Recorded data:
--*--

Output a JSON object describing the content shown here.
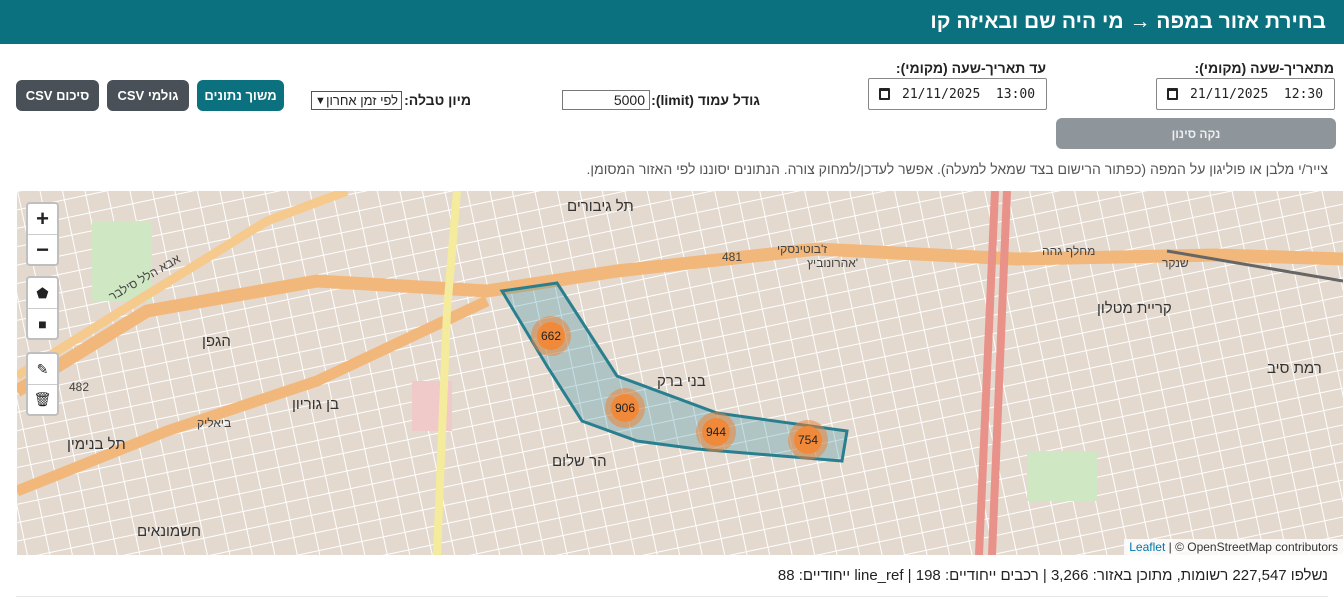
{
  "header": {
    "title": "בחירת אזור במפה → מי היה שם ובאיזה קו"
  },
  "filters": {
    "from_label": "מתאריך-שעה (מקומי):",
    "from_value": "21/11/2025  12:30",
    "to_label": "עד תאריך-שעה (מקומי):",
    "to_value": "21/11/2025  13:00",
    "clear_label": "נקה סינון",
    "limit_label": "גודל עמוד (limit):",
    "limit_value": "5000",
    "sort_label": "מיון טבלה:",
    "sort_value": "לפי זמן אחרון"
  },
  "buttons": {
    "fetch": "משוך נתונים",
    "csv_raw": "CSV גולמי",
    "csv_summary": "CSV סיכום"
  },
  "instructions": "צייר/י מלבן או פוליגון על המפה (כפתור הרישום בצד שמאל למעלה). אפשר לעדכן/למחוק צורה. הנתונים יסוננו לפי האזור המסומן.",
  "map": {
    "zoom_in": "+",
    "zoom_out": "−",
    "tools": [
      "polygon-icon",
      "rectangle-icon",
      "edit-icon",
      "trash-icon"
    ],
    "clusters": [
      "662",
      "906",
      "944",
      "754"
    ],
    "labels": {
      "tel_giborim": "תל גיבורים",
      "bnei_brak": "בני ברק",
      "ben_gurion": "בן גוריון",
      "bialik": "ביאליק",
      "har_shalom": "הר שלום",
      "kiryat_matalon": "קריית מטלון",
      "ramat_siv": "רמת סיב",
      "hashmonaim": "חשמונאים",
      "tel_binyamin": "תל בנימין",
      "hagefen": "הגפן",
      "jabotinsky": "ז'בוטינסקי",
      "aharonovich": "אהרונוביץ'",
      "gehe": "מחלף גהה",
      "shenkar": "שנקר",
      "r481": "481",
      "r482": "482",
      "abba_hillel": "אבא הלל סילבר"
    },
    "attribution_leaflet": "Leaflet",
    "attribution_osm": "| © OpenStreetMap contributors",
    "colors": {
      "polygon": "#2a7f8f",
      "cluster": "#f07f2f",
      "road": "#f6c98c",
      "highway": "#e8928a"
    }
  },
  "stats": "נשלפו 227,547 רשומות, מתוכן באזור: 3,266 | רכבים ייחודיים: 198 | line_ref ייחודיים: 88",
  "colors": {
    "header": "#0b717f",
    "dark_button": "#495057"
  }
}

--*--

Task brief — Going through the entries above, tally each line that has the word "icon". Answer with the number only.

Output for this exercise — 4